A report released by Positive Money at the end of March instead blamed price surges on the transformation of homes into financial assets and the loosening of financial regulation and monetary policy over the last few decades. Wider policy changes such as tax incentives, the Right to Buy scheme and the deregulation of the private rental market also played a role, according to Positive Money’s senior economist Danisha Kazi.
Positive Money’s YouGov poll said 54% of British homeowners would be happy for their home not to rise in value if it meant prices remained more affordable for others.
“The prevalent narrative that house prices are out of reach for so many due to a shortage of homes fails to explain the explosive growth of recent decades,” said Kazi.
“Governments have failed to deal with the housing crisis because of a pervasive view that the public, who are majority homeowners, would be against policies that restrict house price growth. However, the evidence suggests that most people, including homeowners, support a fairer approach to housing which seeks to stabilise prices rather than letting them inflate endlessly.”

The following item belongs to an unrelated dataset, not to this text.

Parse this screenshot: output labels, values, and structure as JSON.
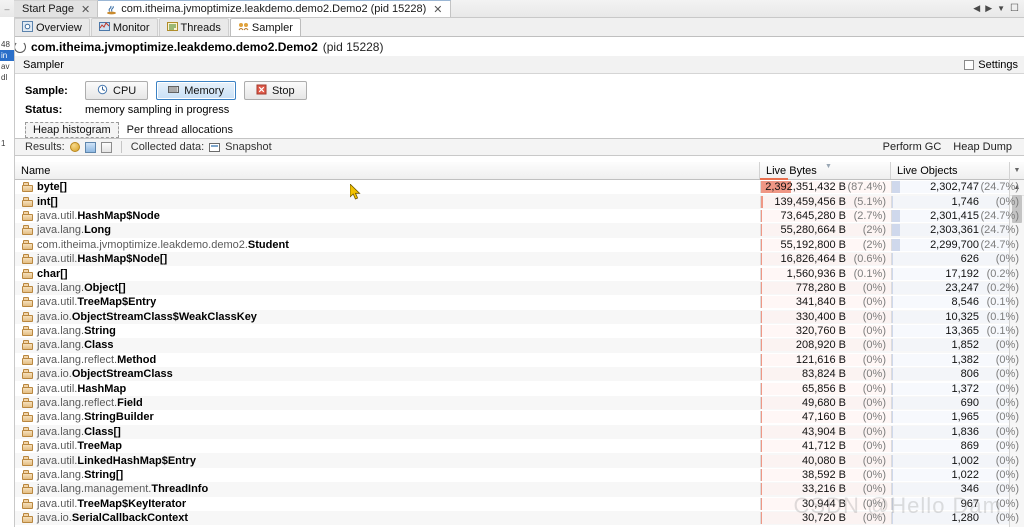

Is a house price crash coming?
Nothing can last forever and while there is no guarantee that prices will fall in 2022, the current economic conditions mean that it is growing increasingly likely.

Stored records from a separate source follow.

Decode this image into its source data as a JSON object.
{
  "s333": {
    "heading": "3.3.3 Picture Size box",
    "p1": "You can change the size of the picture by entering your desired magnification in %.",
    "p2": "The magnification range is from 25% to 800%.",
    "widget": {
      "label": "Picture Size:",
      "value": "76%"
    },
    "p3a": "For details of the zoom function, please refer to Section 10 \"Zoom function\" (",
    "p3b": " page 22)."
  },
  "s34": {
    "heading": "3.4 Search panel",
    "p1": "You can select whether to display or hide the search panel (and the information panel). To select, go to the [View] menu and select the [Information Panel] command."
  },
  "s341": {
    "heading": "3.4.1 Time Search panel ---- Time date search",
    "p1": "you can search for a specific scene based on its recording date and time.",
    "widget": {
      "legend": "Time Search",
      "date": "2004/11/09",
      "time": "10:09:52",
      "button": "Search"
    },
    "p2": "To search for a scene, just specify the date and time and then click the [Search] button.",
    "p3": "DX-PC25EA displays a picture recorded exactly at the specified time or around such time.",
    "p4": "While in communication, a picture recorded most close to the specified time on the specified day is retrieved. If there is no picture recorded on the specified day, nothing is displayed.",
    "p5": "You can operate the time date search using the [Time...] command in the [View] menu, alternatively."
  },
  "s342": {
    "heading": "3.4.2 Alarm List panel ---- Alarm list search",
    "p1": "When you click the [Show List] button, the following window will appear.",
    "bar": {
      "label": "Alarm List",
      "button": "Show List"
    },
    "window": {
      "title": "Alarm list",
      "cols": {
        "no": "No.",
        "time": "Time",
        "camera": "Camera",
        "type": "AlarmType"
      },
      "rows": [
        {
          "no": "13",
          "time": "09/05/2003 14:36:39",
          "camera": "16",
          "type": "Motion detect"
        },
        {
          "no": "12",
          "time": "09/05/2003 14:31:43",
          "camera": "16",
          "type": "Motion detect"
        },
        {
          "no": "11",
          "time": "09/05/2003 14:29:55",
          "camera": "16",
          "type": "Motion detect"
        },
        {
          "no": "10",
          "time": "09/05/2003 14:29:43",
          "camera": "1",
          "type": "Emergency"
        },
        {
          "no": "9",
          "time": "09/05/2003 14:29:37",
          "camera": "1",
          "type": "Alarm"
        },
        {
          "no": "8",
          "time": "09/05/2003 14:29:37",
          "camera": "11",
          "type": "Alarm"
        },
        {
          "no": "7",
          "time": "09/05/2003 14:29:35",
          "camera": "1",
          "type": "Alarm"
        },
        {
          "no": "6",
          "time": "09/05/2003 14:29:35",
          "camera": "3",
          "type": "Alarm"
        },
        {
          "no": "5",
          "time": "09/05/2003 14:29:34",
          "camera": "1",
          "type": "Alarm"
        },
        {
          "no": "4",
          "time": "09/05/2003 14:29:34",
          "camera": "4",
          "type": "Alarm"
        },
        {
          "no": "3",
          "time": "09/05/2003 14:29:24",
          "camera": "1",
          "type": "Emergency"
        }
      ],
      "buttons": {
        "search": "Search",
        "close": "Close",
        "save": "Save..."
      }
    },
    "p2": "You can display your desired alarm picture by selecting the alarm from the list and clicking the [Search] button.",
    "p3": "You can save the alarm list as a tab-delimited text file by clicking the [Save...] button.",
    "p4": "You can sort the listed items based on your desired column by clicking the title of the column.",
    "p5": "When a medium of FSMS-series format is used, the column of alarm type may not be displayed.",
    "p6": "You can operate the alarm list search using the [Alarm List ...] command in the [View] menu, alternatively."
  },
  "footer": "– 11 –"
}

The cost of living crisis is likely to hit households’ ability to move home while rising inflation has seen the Bank of England increase interest rates to counter the issue, driving up the cost of mortgages.
The first signs of house prices starting to fall arrived in July when Halifax reported a 0.1% drop in average prices.

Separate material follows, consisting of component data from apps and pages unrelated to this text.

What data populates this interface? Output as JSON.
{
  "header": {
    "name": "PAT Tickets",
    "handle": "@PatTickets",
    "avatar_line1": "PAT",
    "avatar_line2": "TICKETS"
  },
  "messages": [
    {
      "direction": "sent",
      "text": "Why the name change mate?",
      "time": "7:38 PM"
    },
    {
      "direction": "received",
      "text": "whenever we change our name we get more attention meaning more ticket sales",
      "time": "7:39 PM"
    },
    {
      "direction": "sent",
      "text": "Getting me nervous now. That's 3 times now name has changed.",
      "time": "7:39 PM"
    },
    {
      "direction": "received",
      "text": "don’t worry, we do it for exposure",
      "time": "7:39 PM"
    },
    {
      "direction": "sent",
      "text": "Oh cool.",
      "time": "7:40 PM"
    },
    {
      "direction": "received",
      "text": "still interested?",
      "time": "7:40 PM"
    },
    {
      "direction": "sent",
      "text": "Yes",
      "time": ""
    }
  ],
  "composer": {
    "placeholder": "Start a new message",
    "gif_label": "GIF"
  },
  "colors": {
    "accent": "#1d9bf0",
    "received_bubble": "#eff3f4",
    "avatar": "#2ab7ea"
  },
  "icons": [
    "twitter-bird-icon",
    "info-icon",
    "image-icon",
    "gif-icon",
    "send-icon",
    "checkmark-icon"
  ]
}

That meant prices only dropped by a tiny amount – a miserly £365 – but it put to an end a year of consecutive rises on Halifax’s house price index. However, growth returned in August, albeit at just 0.4%.
But things are about to take a downturn, according to Halifax’s Kinnaird.
“While house prices have so far proved to be resilient in the face of growing economic uncertainty, industry surveys point towards cooling expectations across the majority of UK regions, as buyer demand eases, and other forward-looking indicators also imply a likely slowdown in market activity,” said the Halifax expert, citing rising energy bills and borrowing costs due to rising interest rates.
Rightmove’s latest figures also showed the first 1.3% drop in 2022, with house prices down by £4,795. However, unlike Halifax, the property site blamed holidays rather than interest rate rises.
Rightmove’s Bannister said: “A drop in asking prices is to be expected this month, as the market returns towards normal seasonal patterns after a frenzied two years, and many would-be home movers become distracted by the summer holidays.”
Zoopla forecasted that rising mortgage rates are set to weaken demand for homes by the end of 2022 but the cost of living crisis could make others rethink where they live.
“The housing market has been resilient to the rising cost of living so far. The new energy price cap will add to the pressure facing households especially those on lower incomes,” said Zoopla’s Donnell.
“We expect a growing number of households to continue to re-evaluate their homes as a result of ongoing pandemic factors with further impetus from the rising cost of living. This will support overall sales numbers but the rate of price inflation will continue to slow.“
Nationwide’s Gardner also said rising interest rates will have a “cooling impact on the market” as will pressures on household budgets.
Neal Hudson, a housing market analyst for Built Place, said activity is set to fall as prospective buyers struggle to borrow enough cash to meet the high price expectations of sellers.
“This situation will lead to a stagnating housing market. While not immediately disastrous for the housing market, it would contribute to a weaker economy through all the various business directly and indirectly associated with housing transactions,” Hudson said.
“For it to turn into a crash would require a large number of forced sellers. Unfortunately, the cost of living crisis increasingly looks like it may lead to that.”